sarge5-01.jpg (3713 bytes)Another problematic element was the time it took to shuffle through Sarge’s weapons when facing multiple types of attackers (for example, foot soldiers backed by remote tank fire). The game suggests picking up every weapon offered, but many times they are unnecessary (you don’t get to keep them from level-to-level anyway) and just slow down your return fire. After a short recon mission, you can be choosy about which items you pick up. This streamlines your defense, and helps your chances of success if you’re the type who gets flustered in heavy fire situations.

sarge6-01.jpg (4501 bytes)One thing I noticed was that balls and brawn (oops, did I say that?) often work as well as stealth and skill in this game. The game targets your M-16 for you as long as you’re facing in generally the right direction, and the strafe-and-run is often as effective as the sneak-and-shoot. I was hoping for more of a Tenchu feel that really wasn’t utilized to its potential in this game. For experienced gamers who go into a campaign needing a challenge, I suggest turning off the battle map (L button), which shows not only the terrain but enemy forces and game objectives. This forces the player to move more deliberately and adds some fun hide-and-seek aspects that just can't happen with radar of that kind. I also suggest this in the melee mode, as it increases the difficulty of play and removes some distraction from the already-crowded screen.

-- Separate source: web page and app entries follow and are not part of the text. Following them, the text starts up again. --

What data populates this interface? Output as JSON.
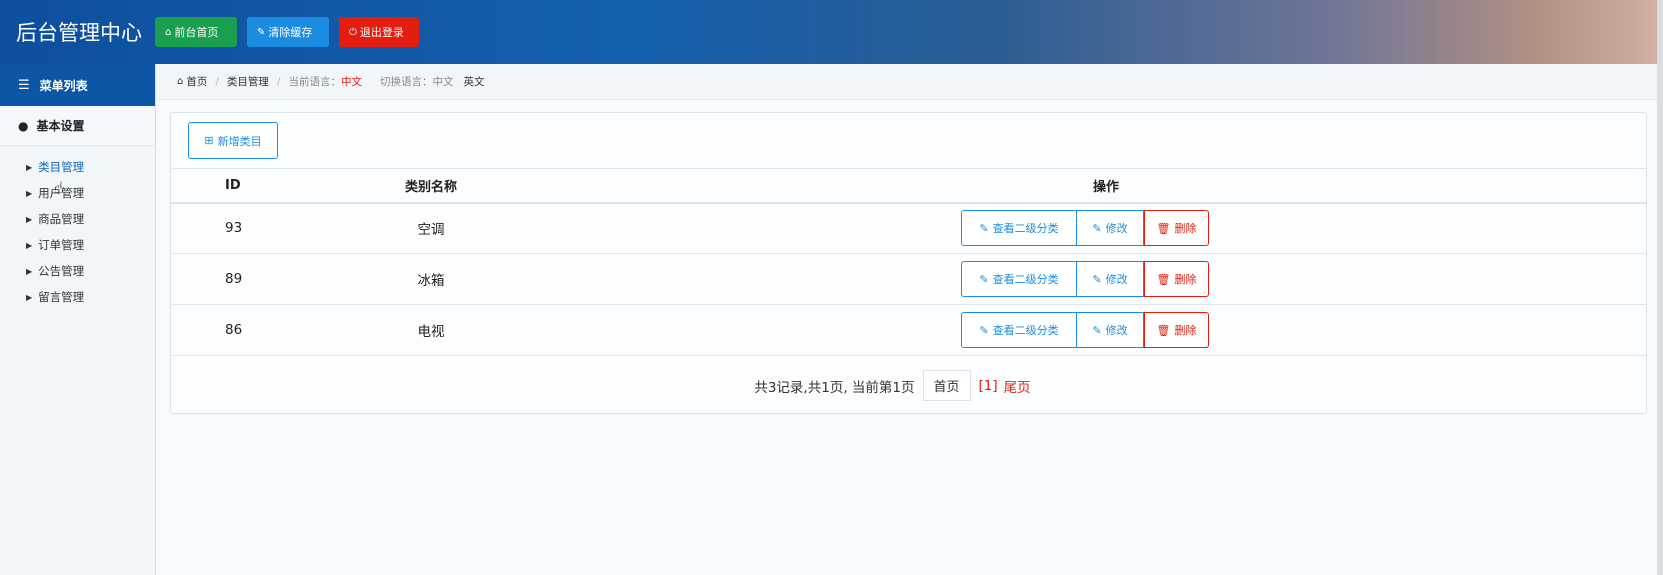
{
  "header": {
    "title": "后台管理中心",
    "buttons": [
      {
        "icon": "home-icon",
        "glyph": "⌂",
        "label": "前台首页",
        "color": "#18a04f"
      },
      {
        "icon": "wrench-icon",
        "glyph": "✎",
        "label": "清除缓存",
        "color": "#1a8de0"
      },
      {
        "icon": "power-icon",
        "glyph": "⏻",
        "label": "退出登录",
        "color": "#e31e10"
      }
    ]
  },
  "sidebar": {
    "heading": "菜单列表",
    "heading_icon": "list-icon",
    "group": "基本设置",
    "group_icon": "user-icon",
    "items": [
      {
        "label": "类目管理"
      },
      {
        "label": "用户管理"
      },
      {
        "label": "商品管理"
      },
      {
        "label": "订单管理"
      },
      {
        "label": "公告管理"
      },
      {
        "label": "留言管理"
      }
    ]
  },
  "breadcrumb": {
    "home": "首页",
    "section": "类目管理",
    "lang_label": "当前语言：",
    "lang_value": "中文",
    "switch_label": "切换语言：中文",
    "switch_en": "英文"
  },
  "toolbar": {
    "add_label": "新增类目"
  },
  "table": {
    "headers": {
      "id": "ID",
      "name": "类别名称",
      "op": "操作"
    },
    "rows": [
      {
        "id": "93",
        "name": "空调"
      },
      {
        "id": "89",
        "name": "冰箱"
      },
      {
        "id": "86",
        "name": "电视"
      }
    ],
    "actions": {
      "view": "查看二级分类",
      "edit": "修改",
      "delete": "删除"
    }
  },
  "pager": {
    "summary": "共3记录,共1页, 当前第1页",
    "first": "首页",
    "current": "[1]",
    "last": "尾页"
  },
  "colors": {
    "primary": "#0d56a6",
    "accent": "#1a8de0",
    "danger": "#e31e10",
    "success": "#18a04f"
  }
}
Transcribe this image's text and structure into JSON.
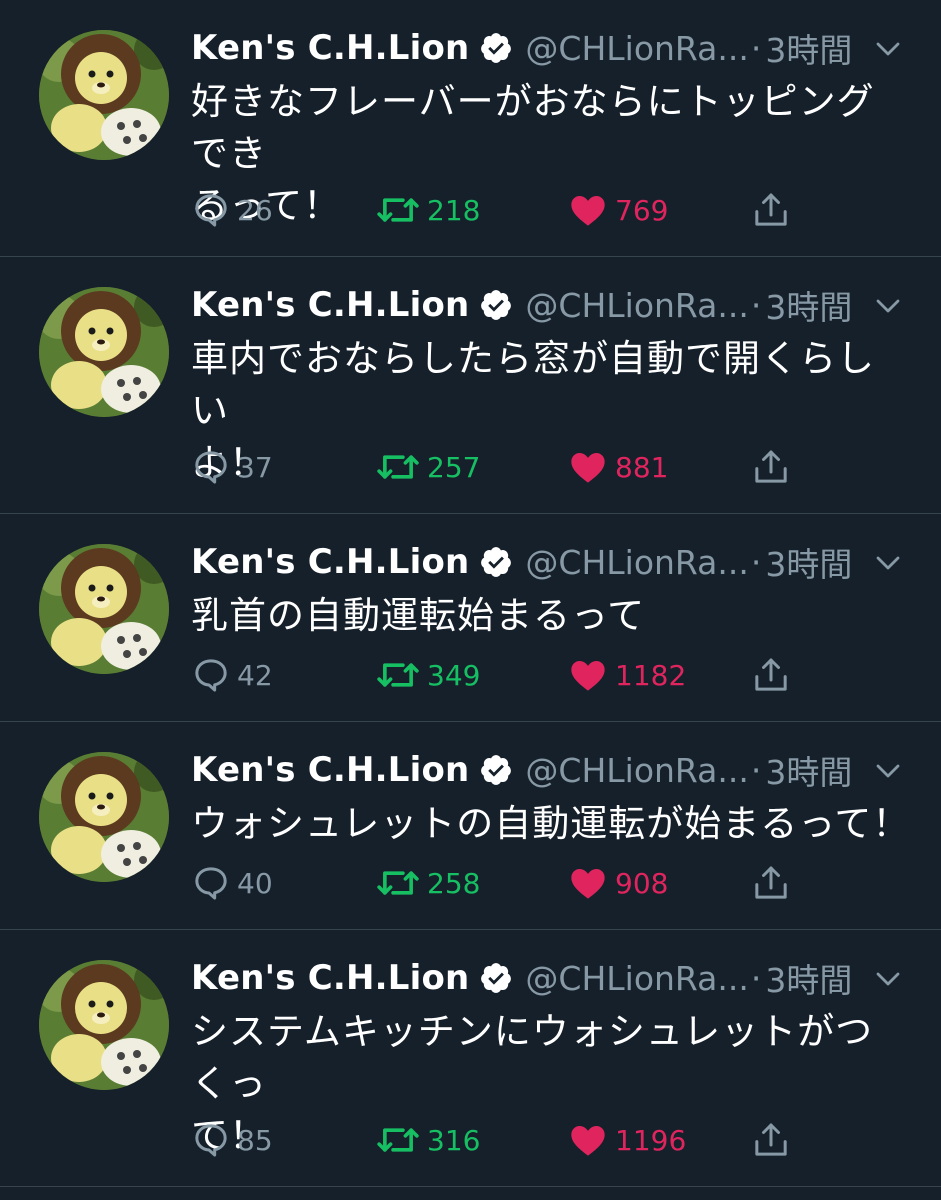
{
  "colors": {
    "background": "#15202b",
    "divider": "#38444d",
    "secondary_text": "#8899a6",
    "retweet_green": "#17bf63",
    "like_red": "#e0245e",
    "verified_fill": "#ffffff"
  },
  "icons": {
    "reply": "speech-bubble-icon",
    "retweet": "retweet-arrows-icon",
    "like": "heart-icon",
    "share": "share-upload-icon",
    "menu": "chevron-down-icon",
    "verified": "verified-badge-icon"
  },
  "tweets": [
    {
      "name": "Ken's C.H.Lion",
      "handle": "@CHLionRa...",
      "dot": "·",
      "time": "3時間",
      "lines": [
        "好きなフレーバーがおならにトッピングでき",
        "るって！"
      ],
      "replies": "26",
      "retweets": "218",
      "likes": "769"
    },
    {
      "name": "Ken's C.H.Lion",
      "handle": "@CHLionRa...",
      "dot": "·",
      "time": "3時間",
      "lines": [
        "車内でおならしたら窓が自動で開くらしい",
        "よ！"
      ],
      "replies": "37",
      "retweets": "257",
      "likes": "881"
    },
    {
      "name": "Ken's C.H.Lion",
      "handle": "@CHLionRa...",
      "dot": "·",
      "time": "3時間",
      "lines": [
        "乳首の自動運転始まるって"
      ],
      "replies": "42",
      "retweets": "349",
      "likes": "1182"
    },
    {
      "name": "Ken's C.H.Lion",
      "handle": "@CHLionRa...",
      "dot": "·",
      "time": "3時間",
      "lines": [
        "ウォシュレットの自動運転が始まるって！"
      ],
      "replies": "40",
      "retweets": "258",
      "likes": "908"
    },
    {
      "name": "Ken's C.H.Lion",
      "handle": "@CHLionRa...",
      "dot": "·",
      "time": "3時間",
      "lines": [
        "システムキッチンにウォシュレットがつくっ",
        "て！"
      ],
      "replies": "85",
      "retweets": "316",
      "likes": "1196"
    }
  ]
}
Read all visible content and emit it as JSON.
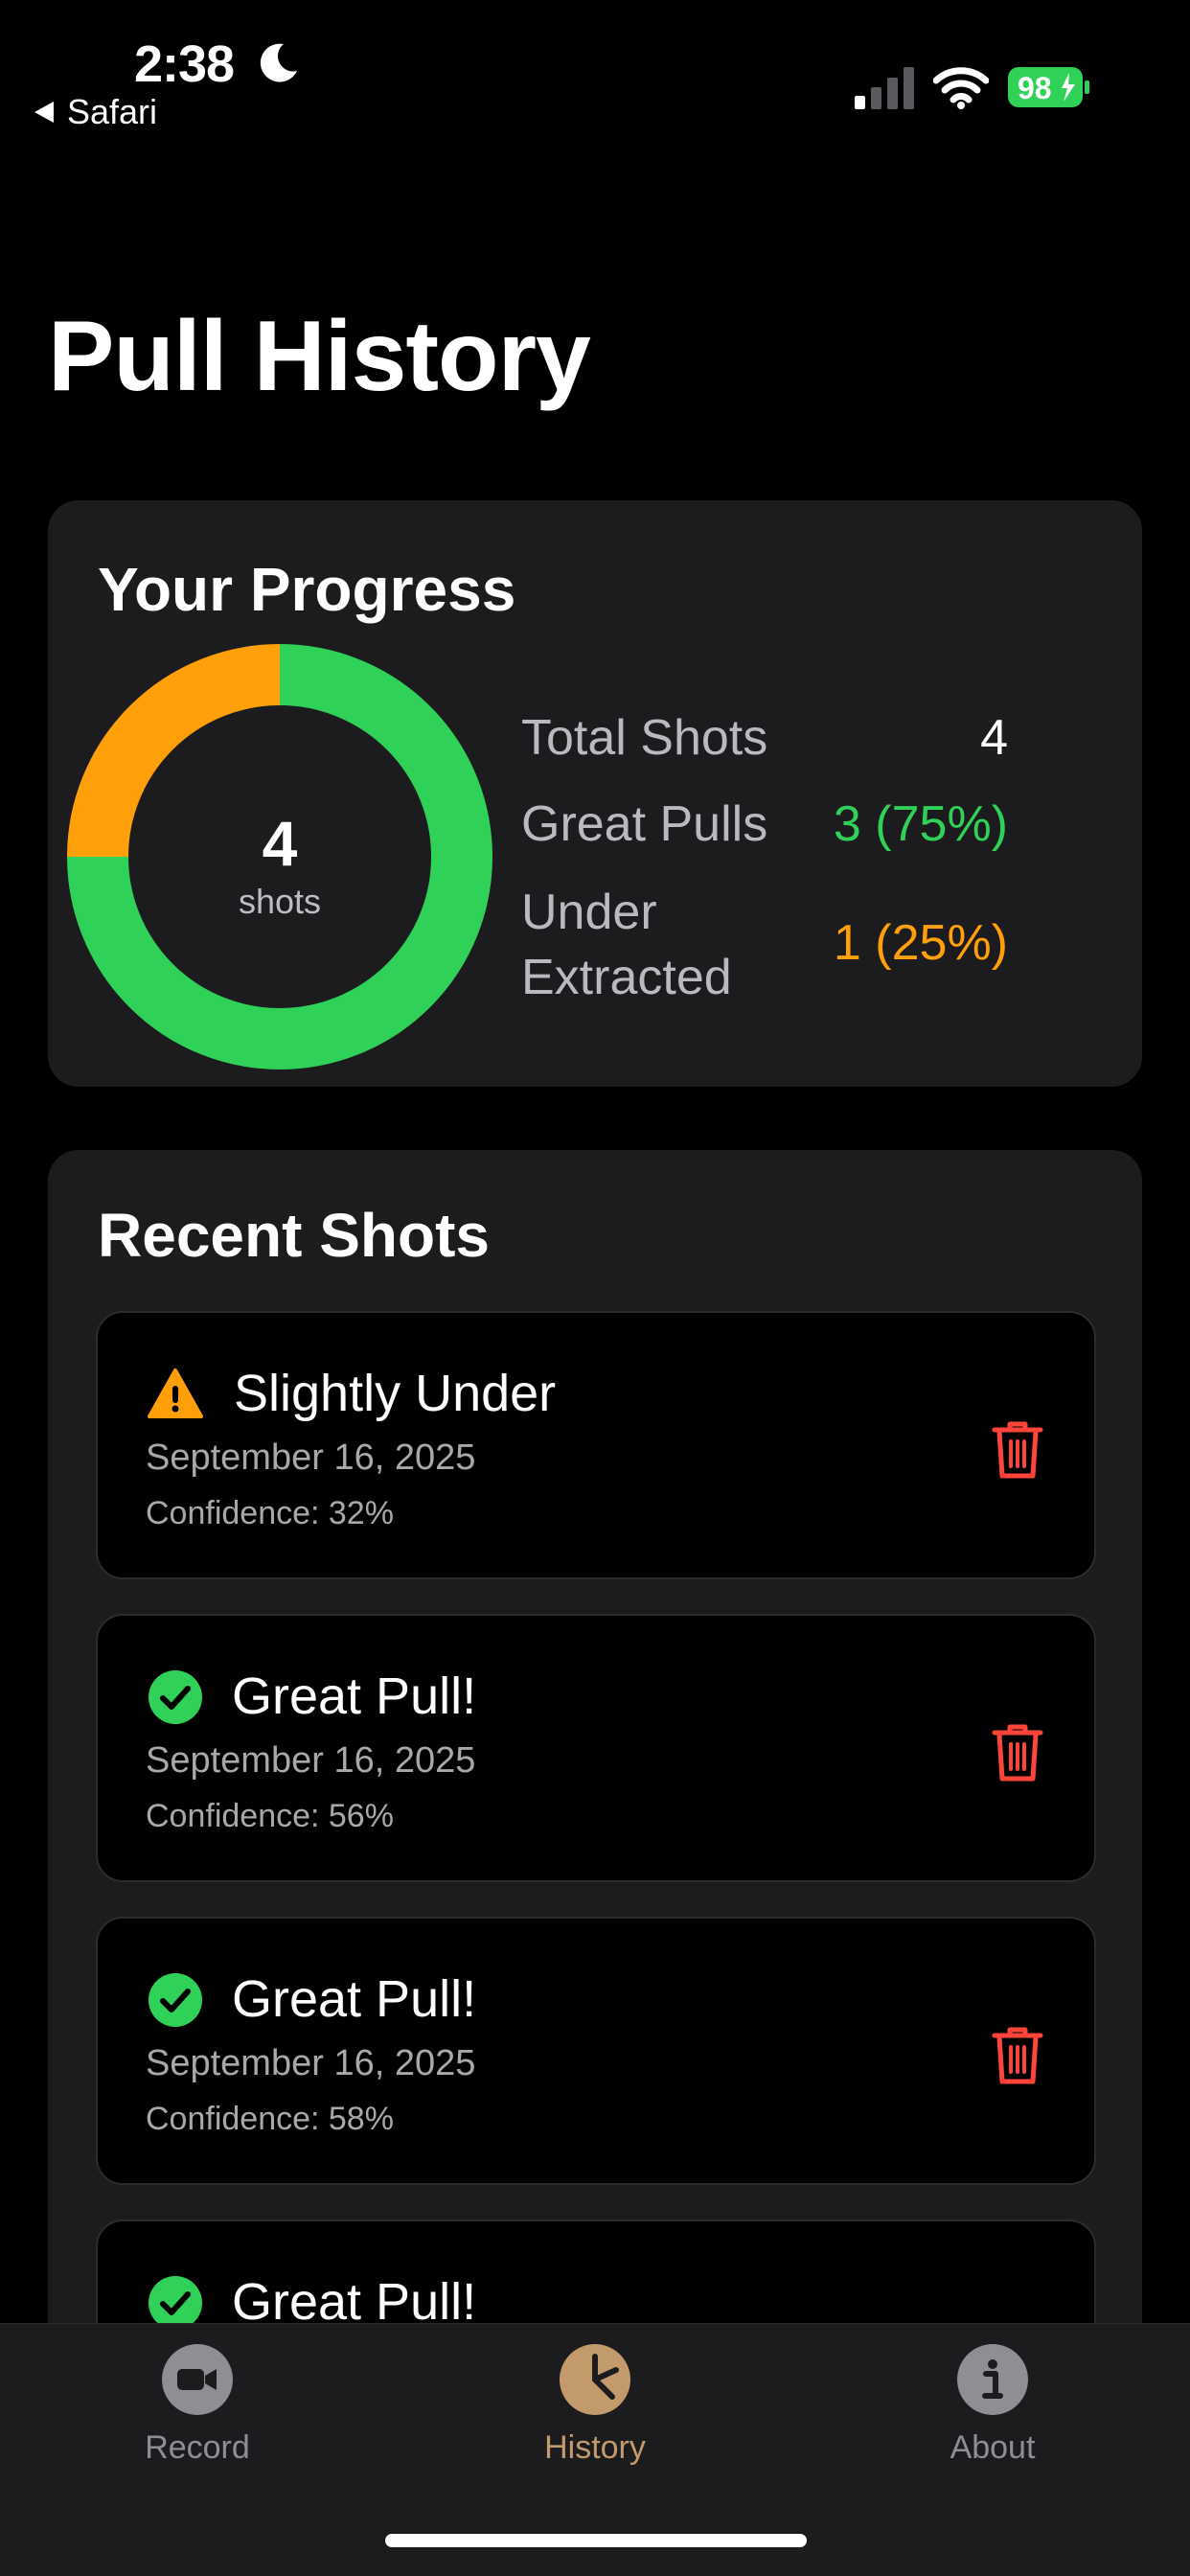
{
  "status_bar": {
    "time": "2:38",
    "back_label": "Safari",
    "battery_level": "98"
  },
  "page": {
    "title": "Pull History"
  },
  "progress": {
    "title": "Your Progress",
    "donut_count": "4",
    "donut_unit": "shots",
    "stats": [
      {
        "label": "Total Shots",
        "value": "4"
      },
      {
        "label": "Great Pulls",
        "value": "3 (75%)"
      },
      {
        "label_line1": "Under",
        "label_line2": "Extracted",
        "value": "1 (25%)"
      }
    ],
    "chart_data": {
      "type": "pie",
      "categories": [
        "Great Pulls",
        "Under Extracted"
      ],
      "values": [
        3,
        1
      ],
      "colors": [
        "#30d158",
        "#ff9f0a"
      ]
    }
  },
  "recent": {
    "title": "Recent Shots",
    "shots": [
      {
        "title": "Slightly Under",
        "date": "September 16, 2025",
        "confidence": "Confidence: 32%",
        "status_icon": "warning-triangle-icon"
      },
      {
        "title": "Great Pull!",
        "date": "September 16, 2025",
        "confidence": "Confidence: 56%",
        "status_icon": "check-circle-icon"
      },
      {
        "title": "Great Pull!",
        "date": "September 16, 2025",
        "confidence": "Confidence: 58%",
        "status_icon": "check-circle-icon"
      },
      {
        "title": "Great Pull!",
        "status_icon": "check-circle-icon"
      }
    ]
  },
  "tabs": [
    {
      "label": "Record",
      "icon": "video-camera-icon"
    },
    {
      "label": "History",
      "icon": "pie-chart-icon",
      "active": true
    },
    {
      "label": "About",
      "icon": "info-icon"
    }
  ],
  "colors": {
    "accent": "#c39a6b",
    "great": "#30d158",
    "under": "#ff9f0a",
    "delete": "#ff453a",
    "card": "#1c1c1e"
  }
}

The graphics on this game could have used a shot in the arm, as the backgrounds in some levels tended to be blocky and lacked detail. An expansion pack helps a lot (and you can letterbox it for that theatrical view!), but with all the great settings, a little more detail would really have spiced things up.

sarge7-01.jpg (3648 bytes)On a gender related note, I was depressed that the only female in this game was non-military (I know, I know, that’s the way it was with the toys, too) and was the only character to get "flesh tone." In the post-Lara Croft age, I would have liked to have seen more female characters to chose from in the melee mode (as well as more characters to choose from overall) and some kick-ass females doing battle in the campaign mode. I didn’t even mind the gravity-defying breasts phenomenon, I just felt that if the makers chose to include females in the story line they might have wanted to included a kind of green female other than the Star Trek Menagerie sex-pot kind.

So you might be thinking, with all the negativity, why did she even make this game a three star general? There were lots of things that made Sarge's Heroes fun to play. First, I loved the choices of setting, from the world of the green and tan battlefields to our world of oversized coffee cups, building blocks, sofas, and sandcastles. I also loved the plastic shrapnel flying off when Sarge gets hit with bullets, the melting soldiers, and the addition of the "stop, drop, and roll" move to combat the enemy’s flamethrowers. The music was very martial and made a great backdrop for the action, and I got a kick out of Sarge’s pithy comments while picking up weaponry and medikits (which were fairly plentiful). I thought the ability to crawl, kneel, roll, and climb rounded out the movement and allowed the game good vertical depth. The addition of v-bots and bugs to the ranks of tan enemies also made for a nice change of pace.

The two major strengths of this game are the ability to make the game more challenging (by setting it to expert and dropping the battle map screen) and the melee mode addition. Once the campaign has been won, the melee allows this game a longevity it wouldn’t otherwise have. It's always nice to have a mode where you and multiple friends can duke it out and which becomes more challenging as each of you becomes more adept. As far as these types of multiplayer games go, I still think Goldeneye beats all competition hands-down, but if you’re bored with the games you’ve been playing and want some fun, you wouldn’t be amiss in picking up Sarge’s Heroes for a few go-rounds.

--Monica Hafer